Between 1914 and 1918, IBM management decided that the business the company would be in was data processing. In more modern terms, that business has become “big data” and analytics. But it’s still collecting and organizing data, and performing calculations and computations on it.
Since the early 1920s, IBM has taken a disciplined approach to product development and research, focusing on developing the underpinning technologies for its data processing products. Nothing seemed to be done by accident.
In its first half-century, IBM’s basic technology platform from which many products emerged was the punch-card, yielding tabulators, card sorters, card readers and the famous IBM Card. In its second half-century, the basic technology platform was the computer, including mainframes, minicomputers, PCs and laptops. In its most recent 30 years, computer sales have brought in a declining share of the company’s total revenue, as IBM transitions to providing more internet-based services, including software and technical and managerial consulting.
The rise of each succeeding technology happened during the maturity and decline of its predecessor. IBM first started selling computers in the 1950s, but kept selling tabulating equipment that still used punch cards until the early 1960s. As recently as the early 1990s, over 90 percent of IBM’s revenues came from selling computers, though it was introducing new services like management and process consulting, information technology management and software sales.

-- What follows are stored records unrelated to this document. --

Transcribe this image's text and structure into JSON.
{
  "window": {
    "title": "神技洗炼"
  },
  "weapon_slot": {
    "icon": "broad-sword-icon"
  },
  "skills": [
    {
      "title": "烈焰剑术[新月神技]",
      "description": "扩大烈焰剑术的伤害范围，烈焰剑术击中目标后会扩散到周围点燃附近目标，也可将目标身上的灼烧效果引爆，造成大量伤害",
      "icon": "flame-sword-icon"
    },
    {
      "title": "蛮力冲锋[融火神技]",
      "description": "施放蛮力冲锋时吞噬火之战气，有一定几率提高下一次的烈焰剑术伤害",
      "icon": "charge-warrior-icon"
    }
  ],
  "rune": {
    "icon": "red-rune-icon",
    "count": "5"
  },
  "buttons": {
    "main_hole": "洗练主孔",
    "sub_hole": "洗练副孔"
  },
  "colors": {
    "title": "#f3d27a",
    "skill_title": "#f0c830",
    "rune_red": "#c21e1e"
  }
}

It wasn’t until the end of 2018 that IBM announced that 50 percent of its business now came from services and software, most of which were new offerings developed in the previous decade.
The news media – and even IBM employees – may have perceived that IBM was transforming itself quickly and frequently. In fact the company had planted seeds for growth early and carefully tended new technologies until they bore fruit – fortunately, around the same time as earlier systems were ending their useful lives.
This strategic approach is not uncommon – Apple has been selling personal computers for more than 40 years. Its management, of course, talks much more about its role in the smartphone business, which is already beginning to level off. Apple may soon need – or already be working on – a new technological focus to remain relevant.
The future of the giants
Microsoft, like Apple, evolved away from selling just computer software and operating systems. It started internet-based projects like its Bing search engine and OneDrive cloud storage – as well as providing cloud-based computing services for businesses.
Companies that started on the internet may also face similar transitions. Amazon, Google and Facebook at times claim to have transformed themselves, but haven’t yet fully left their original businesses.
Amazon still makes most of its money selling physical items online, though its internet-based cloud services division is growing rapidly. Amazon has also invested in a wide range of other business that might grow in the future, such as health care and entertainment content.
Google and Facebook still make most of their money selling information about how users behave to advertisers and groups that want to attract people to a particular point of view. Both are exploring other avenues, whether it’s Google’s self-driving cars or Facebook’s experiments with virtual reality.
But at their core, all three internet giants are still finding new ways to capitalize on the vast quantities of information they accumulate about customers’ activities and interests – just as decades earlier IBM found new ways to use tabulating equipment and computers. If they’re to last decades or centuries into the future, the companies will need to probe, experiment and innovate to find new ways to profit as technologies change.
john ranta: This is an overly rosy view. In truth IBM never figured out what to do about PCs, the Internet, smart phones or cloud computing. They clung to their mainframe strategy for far too long, while others passed them by. Their revenues have been declining for years, and their annual revenues now are lower than they were 20 years ago. With the exception of Watson, IBM hasn’t had one innovative idea in decades, and they face continued decline as they chase Amazon, Google and other leaders. Ten years from now IBM will be a smaller, and even less relevant company.